Not all heroes wear capes / by Gregory Chivers

One of my favourite figures from history is the Empress Theodora. Her life story is sometimes grim, but truly epic. She was born the daughter of a bear-trainer, and rose to become mistress of the Byzantine empire, the most powerful woman in the world, and a saint.

Theodora watching the games at Byzantium’s Hippodrome, which was the cauldron for the city’s politics

Theodora watching the games at Byzantium’s Hippodrome, which was the cauldron for the city’s politics

In the 19th century her life story was made into a play, and she was portrayed by one of the first globally famous actresses, Sarah Bernhardt. But in the 20th century Byzantine history fell out of fashion, and Theodora fell from historical megastar into undeserved obscurity.

A C19th theatre’s guess at Byzantine costume and decor. Accurate? No. Interesting? I think so.

A C19th theatre’s guess at Byzantine costume and decor. Accurate? No. Interesting? I think so.

The young Theodora’s father plied his unusual trade at the Constantinople Hippodrome. His trained bears probably featured in intermission shows between chariot races. In the sixth century, this was the most exciting place on the planet, but it’s not perfect for raising children.

Chariots raced for teams denoted by colour - Blues, Greens, Reds & Whites. Each team represented a powerful political faction in the city. The races were proxy wars as well as entertainment.

Chariots raced for teams denoted by colour - Blues, Greens, Reds & Whites. Each team represented a powerful political faction in the city. The races were proxy wars as well as entertainment.

Her mum was an actress and dancer, and Theodora’s dad died when she was just four. At a young age, she went to work in a brothel.
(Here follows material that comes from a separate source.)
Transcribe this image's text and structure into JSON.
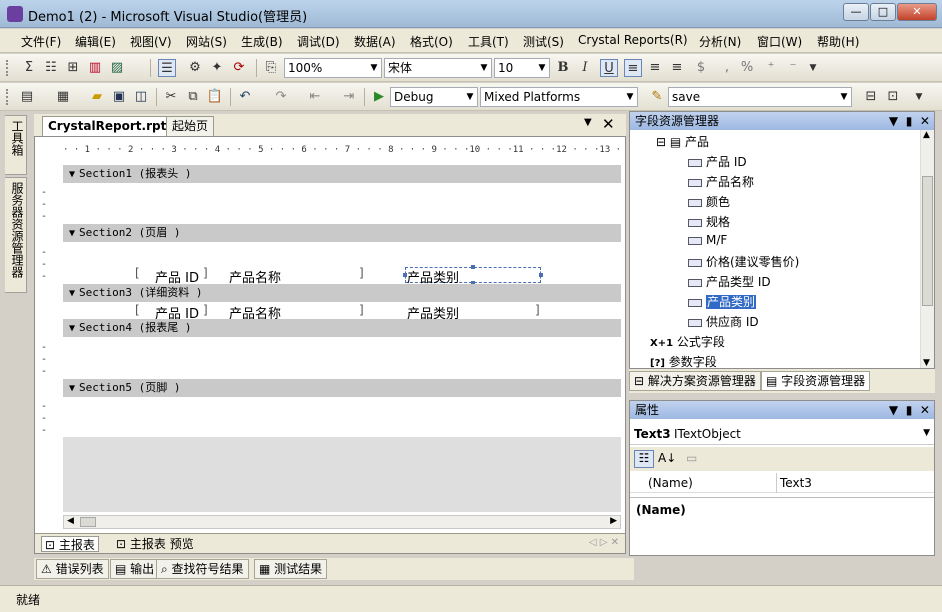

This doesn’t necessarily mean sex – Byzantine brothels employed stage performers and waitresses, but it was probably pretty grim.

She was about 16 when she travelled to North Africa (part of the Byzantine Empire) as the companion of a high-ranking official, who got bored of her, then dumped her thousands of miles from home. She made her way home via Alexandria and Anticoch, undergoing a religious conversion en route.

It’s an awful long way from Byzantium (Constantinople on this map) to the empire’s African provinces

It’s an awful long way from Byzantium (Constantinople on this map) to the empire’s African provinces

That journey lasted years, and it must have been terrifying, but Theodora used it to forge connections in high society. We’re not sure exactly what she did we she got back in Constantinople, but somehow she met the young prince Justinian, heir to the Imperial throne.

Limited choice of haircuts in the Byzantine court.

Limited choice of haircuts in the Byzantine court.

He wanted to marry her, but there was a law against important people marrying actresses. Justininian got his father, the Emperor, to CHANGE THE LAW. What was so amazing about her to drive him to do this? We don’t know, but history proved she was worth the effort.

In 532AD, riots in Constantinople threatened to topple Justinian from the throne. A huge crowd gathered in the Hippodrome ready to crown a new emperor and storm the palace. Justinian was ready to flee. Theodora was having none of it.

It was the political power of one of the chariot-racing factions that threatened to topple Justinian

It was the political power of one of the chariot-racing factions that threatened to topple Justinian

She told her husband "Those who have worn the crown should never survive its loss. Never will I see the day when I am not saluted as empress." Steeled by his wife’s words, Justinian came up with a plan, and bribed half the rebels, who slunk away with the money. His troops slaughtered the rest.

He went on the conquer vast new territories, with Theodora ruling in his place while he was on his travels. Many officials resented her authority, but she put them in their place, forcing them the prostrate themselves and kiss their own feet.

She fought corruption, promoted new (good) generals and oversaw construction of the spectacular Hagia Sophia cathedral – the largest building in the world at that time. When the Pope (Silverius) refused to obey one of her orders, she had him replaced.

The Hagia Sophia still dominates the skyline of Istanbul

The Hagia Sophia still dominates the skyline of Istanbul

When she died, Justinian was distraught at the loss of his co-regent. She was buried in the Church of the Holy Apostles which stood for a thousand years before the empire fell, and it was demolished by the city’s new rulers.

But her legacy lives on ins surprising ways. The Hagia Sophia still stands, and even finds its way in games like Assassin’s creed.

Not my kind of game, unfortunately, but I can still enjoy the art.

Not my kind of game, unfortunately, but I can still enjoy the art.

Or if you happen to catch 'Taken' when it's being repeated on TV or Netflix, take a moment to pause during that incredible rooftop chase, and think about the life of a truly remarkable woman…

The sun sets over Theodora’s incredible legacy.

The sun sets over Theodora’s incredible legacy.